Further study

Check out these other examples of ‘refreshing’.



It is called as ‘bad grammar’

ūüė¶ People call this as the ‘big data era’.

flag-of-indonesia In Bahasa Indonesia disebut (called) collocates strongly with sebagai (as). Not so in English. Indeed, sebagai is often redundant in English, except when it collocates with certain verbs.

The correct options here are:

  1. People call this the ‘big data era’. (active¬†call without¬†as)
  2. This era is called the ‘big data era’. (passive¬†call without¬†as)
  3. This era is known as the ‘big data era’. (passive¬†know with¬†as)

Most native speakers would probably use number 1, except when the term being introduced is somehow scientific:

Liquids tend to travel quickly along very narrow spaces. This phenomenon is known as capillary attraction.

Be careful. If you want to use¬†known as then you need to begin with some of the defining characteristics of the ‘known’ phenomenon:

Recently data¬†has become so¬†complex that traditional¬†data¬†processing application software is inadequate to deal with it. This data is now known as ‘big data’.

flag-of-indonesia Indonesians.. Once again, be careful with sebagai! It collocates differently in English.


Ask the menu!

menu couple 450

Non-native speakers having dinner!

flag-of-indonesia¬†This is a common mistake made by Indonesians translating ‘tanya’ instead of ‘minta’.

The options in English are (take a deep breath!):

  1. I’ll ask the waiter. (ask someone)
  2. I’ll ask the waiter to bring us the menu. (ask someone to do something)
  3. I’ll ask the waiter about the menu. (ask someone about something/someone)
  4. I’ll ask the waiter for the menu. (ask someone for something)
  5. I’ll ask for the menu. (ask for something/someone)

Most native speakers would probably use Number 5.

Notice that ask something is not in this list. The picture below shows what might happen if you ask the menu!

menu talk 300

Most menus cannot answer questions!

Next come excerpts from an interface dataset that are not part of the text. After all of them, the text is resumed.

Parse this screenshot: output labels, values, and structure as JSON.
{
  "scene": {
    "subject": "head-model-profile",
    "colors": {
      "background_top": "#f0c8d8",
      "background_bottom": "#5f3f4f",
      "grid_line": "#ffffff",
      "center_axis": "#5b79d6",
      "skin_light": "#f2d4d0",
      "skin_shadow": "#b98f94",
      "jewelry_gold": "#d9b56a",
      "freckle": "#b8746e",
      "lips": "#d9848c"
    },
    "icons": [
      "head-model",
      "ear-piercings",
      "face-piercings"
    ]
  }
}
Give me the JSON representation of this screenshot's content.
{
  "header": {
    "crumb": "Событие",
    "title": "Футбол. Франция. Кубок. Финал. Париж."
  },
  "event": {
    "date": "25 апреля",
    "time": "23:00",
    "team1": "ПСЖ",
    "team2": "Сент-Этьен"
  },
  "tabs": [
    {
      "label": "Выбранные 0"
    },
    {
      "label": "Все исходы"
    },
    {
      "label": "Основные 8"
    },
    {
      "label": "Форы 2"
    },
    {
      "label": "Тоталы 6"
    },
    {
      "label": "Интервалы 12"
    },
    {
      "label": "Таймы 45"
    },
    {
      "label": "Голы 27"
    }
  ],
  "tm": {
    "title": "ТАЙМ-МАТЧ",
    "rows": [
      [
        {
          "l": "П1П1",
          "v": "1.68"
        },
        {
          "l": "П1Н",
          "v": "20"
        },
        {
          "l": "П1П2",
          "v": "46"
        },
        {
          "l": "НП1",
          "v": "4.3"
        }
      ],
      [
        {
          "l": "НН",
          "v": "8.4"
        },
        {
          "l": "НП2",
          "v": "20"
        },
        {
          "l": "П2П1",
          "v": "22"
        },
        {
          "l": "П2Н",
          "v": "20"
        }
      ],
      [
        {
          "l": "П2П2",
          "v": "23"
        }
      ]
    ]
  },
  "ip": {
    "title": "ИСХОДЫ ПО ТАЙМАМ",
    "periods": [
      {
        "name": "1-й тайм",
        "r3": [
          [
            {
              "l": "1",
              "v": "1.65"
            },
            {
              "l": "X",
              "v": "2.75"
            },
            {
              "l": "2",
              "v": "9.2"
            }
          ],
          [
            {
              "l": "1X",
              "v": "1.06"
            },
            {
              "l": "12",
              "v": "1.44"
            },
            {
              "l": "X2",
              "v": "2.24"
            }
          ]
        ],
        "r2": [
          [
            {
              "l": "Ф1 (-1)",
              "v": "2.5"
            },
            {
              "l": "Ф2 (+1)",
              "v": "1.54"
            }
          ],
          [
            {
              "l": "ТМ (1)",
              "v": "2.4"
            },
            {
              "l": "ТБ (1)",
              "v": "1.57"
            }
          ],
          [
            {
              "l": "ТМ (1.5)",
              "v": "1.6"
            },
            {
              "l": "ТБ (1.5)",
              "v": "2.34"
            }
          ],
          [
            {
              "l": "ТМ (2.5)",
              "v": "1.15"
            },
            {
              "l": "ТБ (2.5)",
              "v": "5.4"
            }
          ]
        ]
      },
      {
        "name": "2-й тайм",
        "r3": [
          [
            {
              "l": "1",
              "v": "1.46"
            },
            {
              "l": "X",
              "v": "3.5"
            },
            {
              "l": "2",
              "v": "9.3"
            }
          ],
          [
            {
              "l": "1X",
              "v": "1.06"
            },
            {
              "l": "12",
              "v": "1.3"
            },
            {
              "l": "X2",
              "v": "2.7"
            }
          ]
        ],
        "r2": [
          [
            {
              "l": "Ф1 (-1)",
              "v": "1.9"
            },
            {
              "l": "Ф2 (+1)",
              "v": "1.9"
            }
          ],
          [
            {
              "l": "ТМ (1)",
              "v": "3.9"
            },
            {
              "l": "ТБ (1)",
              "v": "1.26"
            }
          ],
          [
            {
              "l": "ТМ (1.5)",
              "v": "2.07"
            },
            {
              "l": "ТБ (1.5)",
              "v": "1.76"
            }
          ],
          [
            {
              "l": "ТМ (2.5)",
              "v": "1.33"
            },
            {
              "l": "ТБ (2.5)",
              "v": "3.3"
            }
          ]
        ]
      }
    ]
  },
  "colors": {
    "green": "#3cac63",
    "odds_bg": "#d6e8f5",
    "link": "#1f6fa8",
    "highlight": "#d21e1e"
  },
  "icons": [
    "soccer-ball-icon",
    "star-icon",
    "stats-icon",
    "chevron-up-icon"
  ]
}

flag-of-indonesia¬†Possibly there are different ways to translate the correct forms into Indonesian. I know that I’m never confident when using¬†tanya and¬†minta¬†in Indonesian. If you have any suggestions, please share in the comments box below!